    • The Ritual, being "The Black Album" of the band, deviated from the band's earlier thrash metal sound in favor of a more traditional heavy metal sound with hints of hard rock, and it has much better production than its predecessors.
    • Low marks a 180 degree turn as it's much heavier due to its Groove Metal influence, tuned-down guitars, and Chuck Billy using a lower register/roaring on some tracks. "Dog Faced Gods" of this album is the band's first flirtation with Death Metal.
    • Demonic further evolves the band into a heavier direction, with a much more prominent death metal tone heard throughout, while retaining the groove metal sound of Low.
    • The Gathering marks a return of the thrash sound the band previously had while mixing it with their heavier sound of the '90s.
    • The Formation of Damnation abandons the death metal aspects of previous albums for the most part.
    • Dark Roots of Earth introduces blast beats and is generally faster. It also features the first ballad since "Trail of Tears" from Low.
  • Power Ballad: "The Ballad", "The Legacy," "The Ritual," "Return to Serenity," "Trail of Tears," and "Cold Embrace." "Leave Me Forever," to a lesser degree.

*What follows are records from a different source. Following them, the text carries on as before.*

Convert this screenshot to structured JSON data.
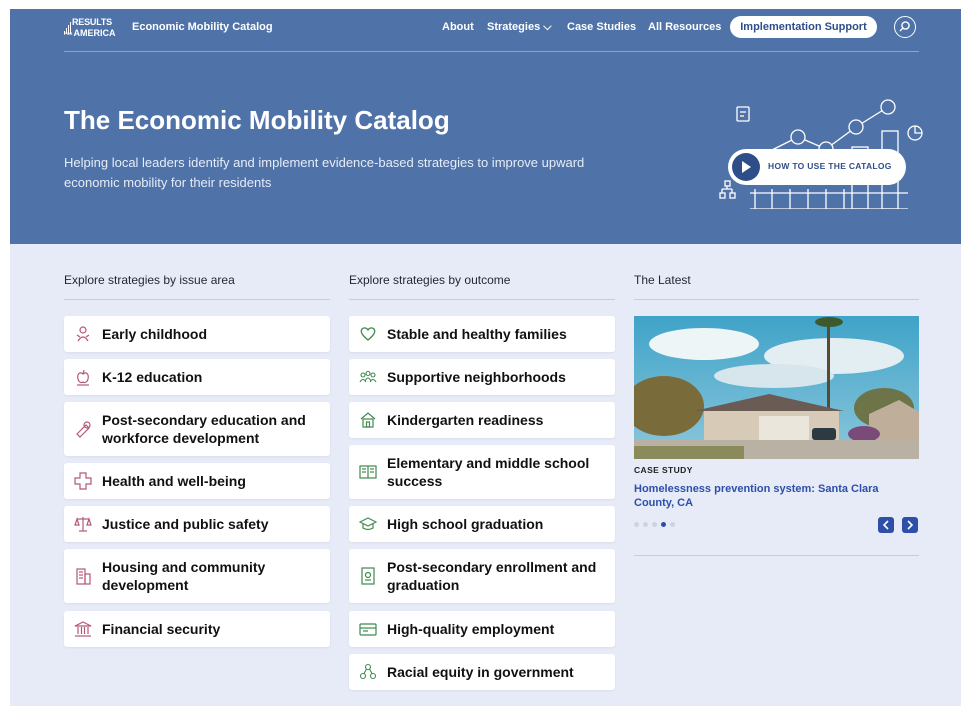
{
  "header": {
    "logo": {
      "line1": "RESULTS",
      "line2_prefix": "FOR",
      "line2": "AMERICA"
    },
    "brand": "Economic Mobility Catalog",
    "nav": [
      {
        "label": "About"
      },
      {
        "label": "Strategies ⌵"
      },
      {
        "label": "Case Studies"
      },
      {
        "label": "All Resources"
      }
    ],
    "cta": "Implementation Support",
    "search_icon": "search-icon"
  },
  "hero": {
    "title": "The Economic Mobility Catalog",
    "subtitle": "Helping local leaders identify and implement evidence-based strategies to improve upward economic mobility for their residents",
    "howto_label": "HOW TO USE THE CATALOG",
    "play_icon": "play-icon"
  },
  "issue_area": {
    "heading": "Explore strategies by issue area",
    "items": [
      {
        "label": "Early childhood",
        "icon": "baby-icon"
      },
      {
        "label": "K-12 education",
        "icon": "apple-icon"
      },
      {
        "label": "Post-secondary education and workforce development",
        "icon": "diploma-icon"
      },
      {
        "label": "Health and well-being",
        "icon": "medical-cross-icon"
      },
      {
        "label": "Justice and public safety",
        "icon": "scales-icon"
      },
      {
        "label": "Housing and community development",
        "icon": "building-icon"
      },
      {
        "label": "Financial security",
        "icon": "bank-icon"
      }
    ]
  },
  "outcome": {
    "heading": "Explore strategies by outcome",
    "items": [
      {
        "label": "Stable and healthy families",
        "icon": "heart-icon"
      },
      {
        "label": "Supportive neighborhoods",
        "icon": "people-icon"
      },
      {
        "label": "Kindergarten readiness",
        "icon": "schoolhouse-icon"
      },
      {
        "label": "Elementary and middle school success",
        "icon": "book-icon"
      },
      {
        "label": "High school graduation",
        "icon": "grad-cap-icon"
      },
      {
        "label": "Post-secondary enrollment and graduation",
        "icon": "certificate-icon"
      },
      {
        "label": "High-quality employment",
        "icon": "id-card-icon"
      },
      {
        "label": "Racial equity in government",
        "icon": "linked-people-icon"
      }
    ]
  },
  "latest": {
    "heading": "The Latest",
    "type": "CASE STUDY",
    "title": "Homelessness prevention system: Santa Clara County, CA",
    "slide_count": 5,
    "active_slide": 4
  },
  "colors": {
    "hero_bg": "#4f73a8",
    "page_bg": "#e6ebf7",
    "accent": "#2e4fa8",
    "issue_icon": "#b5577a",
    "outcome_icon": "#3f8a4e"
  }
}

  • The Remake: First Strike Still Deadly is a re-recording of some of their most well-liked tracks from their first two albums.
  • Renaissance Man: Alex has also found the time to play with Trans-Siberian Orchestra and create his own jazz fusion group.

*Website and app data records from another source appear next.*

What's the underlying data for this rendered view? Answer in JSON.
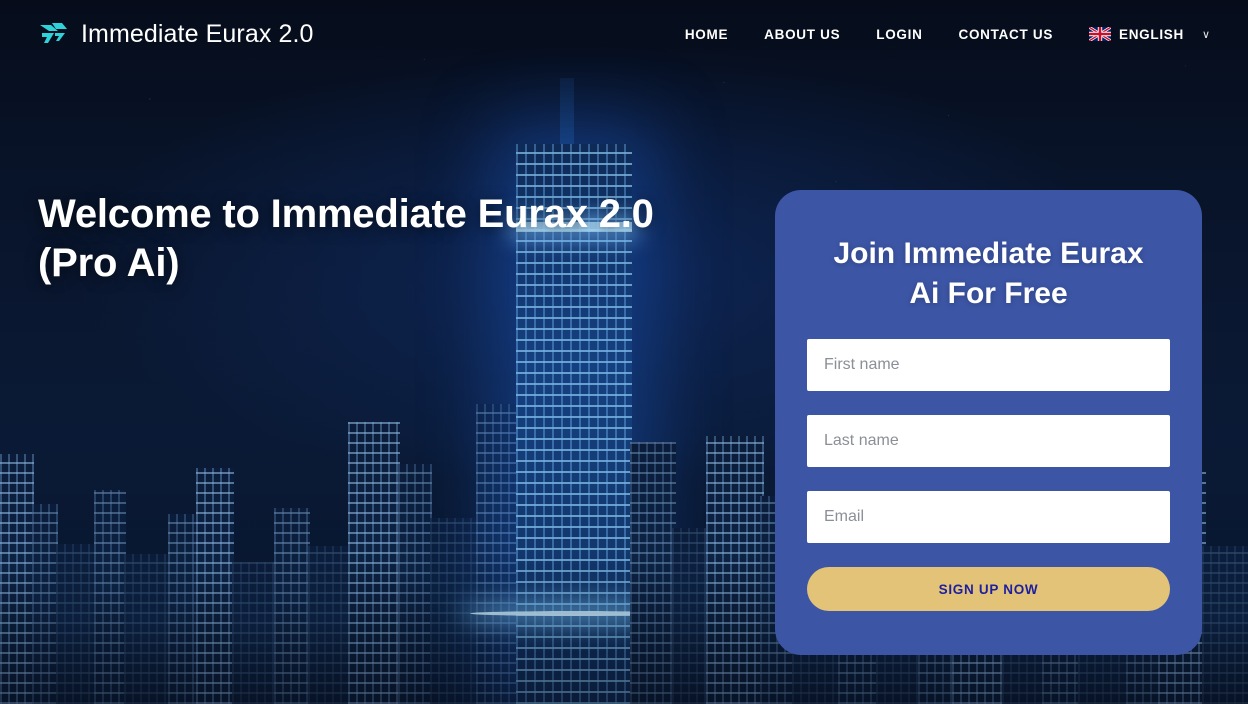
{
  "brand": {
    "name": "Immediate Eurax 2.0",
    "logo_icon": "bird-arrow-logo-icon",
    "logo_color": "#2fd2d9"
  },
  "nav": {
    "items": [
      {
        "label": "HOME"
      },
      {
        "label": "ABOUT US"
      },
      {
        "label": "LOGIN"
      },
      {
        "label": "CONTACT US"
      }
    ],
    "language": {
      "label": "ENGLISH",
      "flag_icon": "uk-flag-icon",
      "chevron_icon": "chevron-down-icon",
      "chevron_glyph": "∨"
    }
  },
  "hero": {
    "heading_line1": "Welcome to Immediate Eurax 2.0",
    "heading_line2": "(Pro Ai)",
    "heading_full": "Welcome to Immediate Eurax 2.0 (Pro Ai)"
  },
  "signup": {
    "title_line1": "Join Immediate Eurax",
    "title_line2": "Ai For Free",
    "fields": {
      "first_name": {
        "placeholder": "First name",
        "value": ""
      },
      "last_name": {
        "placeholder": "Last name",
        "value": ""
      },
      "email": {
        "placeholder": "Email",
        "value": ""
      }
    },
    "submit_label": "SIGN UP NOW"
  },
  "colors": {
    "card_background": "#3c55a5",
    "button_background": "#e3c378",
    "button_text": "#1d1fa0",
    "page_background": "#0a1730",
    "nav_text": "#ffffff",
    "placeholder_text": "#8b8f96"
  }
}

  • Revolving Door Band: Eric is the only consistent member, and him and Chuck are the only ones who have been present on all their albums. From The Ritual onwards (the last album with their "classic" Peterson/Skolnick/Billy/Christian/Clemente lineup), every subsequent album has been recorded with a different lineup as the previous album.
  • Self-Titled Album: A variation - their first album, The Legacy, is named for the original band name and in fact was recorded while still going under the name Legacy.
  • Skunk Stripe: Alex has a natural one. Also doubles as Anime Hair.
  • Surprisingly Gentle Song: Somewhat unusually for a Thrash Metal band, they have a number of these, or at least moments of it.
    • The New Order has several spacey and acoustic passages in it sprinkled throughout the album.
    • "The Ballad" from Practice What You Preach was their first definite example. "The Legacy" on Souls of Black, "Return to Serenity" on The Ritual (which sticks out for being on a Surprisingly Gentle Album) and "Trail of Tears" on Low would follow suit. The Live at the Fillmore Live Album even included acoustic rerecordings of the latter three with backing female vocals.
    • Later made a comeback on Dark Roots of Earth with "Cold Embrace", although that song has moments of aggression.
  • Title Track: Most of their albums have straight examples of these, exceptions of varying amounts being The Legacy (although a song called "The Legacy" would later appear on Souls of Black, and "Burnt Offerings" contains the line "Making the legacy known"), Demonic (which opens up with a song called "Demonic Refusal", with the word "demonic" showing up in the song) and The Gathering (where the album title is nowhere to be found).
  • Vocal Evolution: Chuck, to a degree.
  • We Are The Band: Eric and Chuck are the only constant members and even then, Eric is the only founding member who never left.
  • Word Salad Lyrics: Most of The Gathering seems to consist of this. While there are a few songs with obvious themes ("3 Days of Darkness" is, for example, about The Rapture), most of the lyrics are utterly ridiculous.

http://tvtropes.org/pmwiki/pmwiki.php/Music/Testament